Thursday, October 21, 2010

Sarah Plain and Tall

Sarah, Plain and TallTalk about coming late to the game ... I've just finished Sarah, Plain and Tall by Patricia MacLachlan (1986), a Newberry award-winning middle-grade novel that has also been made into a movie starring Glenn Close. I haven't seen the movie yet, but the book has made it to the top of my MG books list. So simple, so perfect.

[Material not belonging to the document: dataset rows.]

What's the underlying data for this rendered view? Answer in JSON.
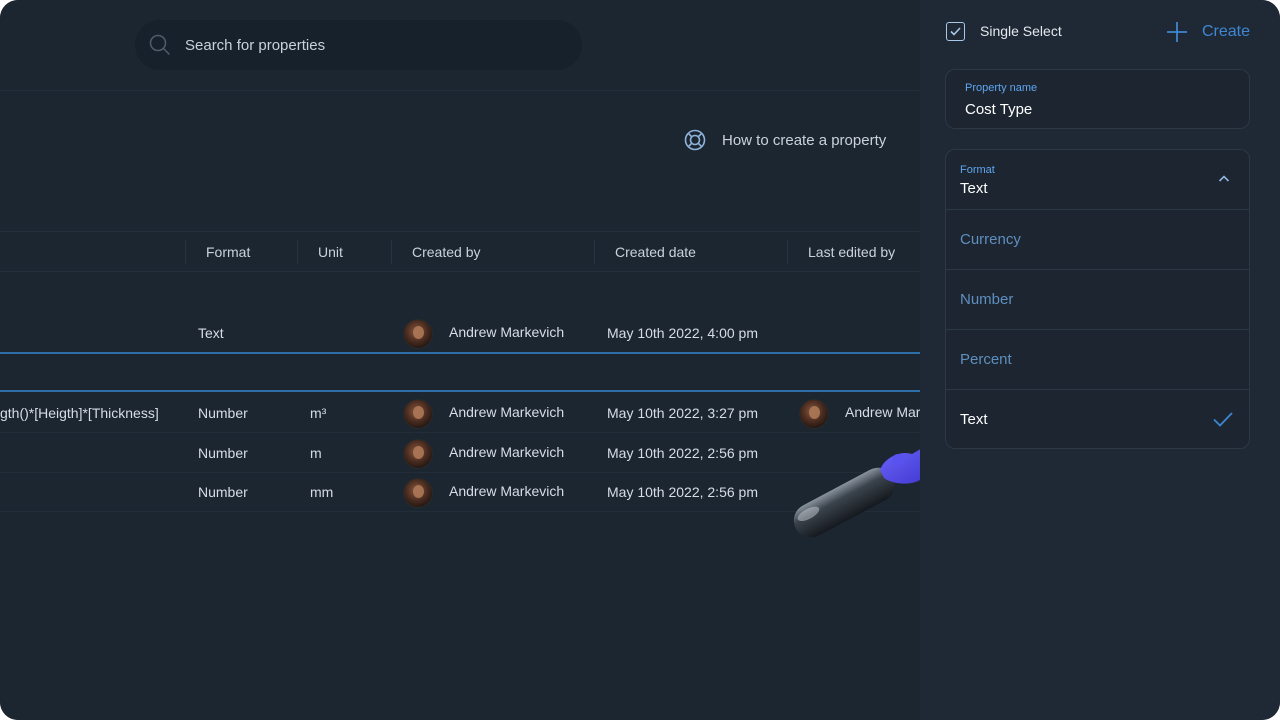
{
  "search": {
    "placeholder": "Search for properties"
  },
  "help": {
    "label": "How to create a property"
  },
  "table": {
    "columns": [
      "Format",
      "Unit",
      "Created by",
      "Created date",
      "Last edited by"
    ],
    "rows": [
      {
        "name": "",
        "format": "Text",
        "unit": "",
        "created_by": "Andrew Markevich",
        "created_date": "May 10th 2022, 4:00 pm",
        "last_edited_by": ""
      },
      {
        "name": "gth()*[Heigth]*[Thickness]",
        "format": "Number",
        "unit": "m³",
        "created_by": "Andrew Markevich",
        "created_date": "May 10th 2022, 3:27 pm",
        "last_edited_by": "Andrew Mar"
      },
      {
        "name": "",
        "format": "Number",
        "unit": "m",
        "created_by": "Andrew Markevich",
        "created_date": "May 10th 2022, 2:56 pm",
        "last_edited_by": ""
      },
      {
        "name": "",
        "format": "Number",
        "unit": "mm",
        "created_by": "Andrew Markevich",
        "created_date": "May 10th 2022, 2:56 pm",
        "last_edited_by": ""
      }
    ]
  },
  "panel": {
    "type_label": "Single Select",
    "type_checked": true,
    "create_label": "Create",
    "property_name": {
      "label": "Property name",
      "value": "Cost Type"
    },
    "format": {
      "label": "Format",
      "value": "Text",
      "options": [
        "Currency",
        "Number",
        "Percent",
        "Text"
      ],
      "selected": "Text"
    }
  },
  "colors": {
    "background": "#1c2631",
    "panel": "#1f2935",
    "accent": "#3e87d3",
    "selected_row_line": "#2d6da8"
  },
  "icons": [
    "search-icon",
    "lifebuoy-icon",
    "checkbox-icon",
    "plus-icon",
    "chevron-up-icon",
    "checkmark-icon"
  ]
}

Sarah, Plain and Tall, set in the early 20th century, tells the story of a widower and his two kids as they invite a potential new mother into their Midwestern home. Sarah arrives homesick for her coastal home in Maine but the children and their father do their upmost to welcome her and help her transition to life on the Plains. The kids thrill at Sarah's every mention of "we" and "us" and hint of a future with them, and despair any slight sign of Sarah's sadness. Will Sarah stay?

The book is slight of hand but the story is leaden with emotional weight. MacLachlan cleverly uses the eldest child, the girl, to the story straightforwardly. There are no saccharine moments of unwarranted affection but rather a true deep inhale of suspense as we follow Sarah's journey and her transformation.

Written for kids 9-12, this book would delight any reader. The story may upset very young children with the idea of a lost mother but this heartwarming story will transcend any temporary misgivings.

Wednesday, October 20, 2010

Joseph Had a Little Overcoat

JOSEPH HAD A LITTLE OVERCOAT: A very old overcoat is recycled numerous times into a variety of garments.Gotta be honest, my 3 1/2 year old did not like Joseph Had a Little Overcoat by Simms Taback, a Caldecott Medal winner.  It's a brief story about resourceful Joseph who continues to recycle his old and worn overcoat down to its very last thread. The message is clear, and timely, and the illustrations lush.

My gut is telling me that the colors were a little too dark for my pink-adoring kid. In fact, I somewhat wryly suggested that if had been about a ballerina who had kept recycling her tutu and leotard she would have liked it better. She did concede that I was probably right.

 Like broccoli, if I keep plying her with this book, she'll come to know it and appreciate it as I do.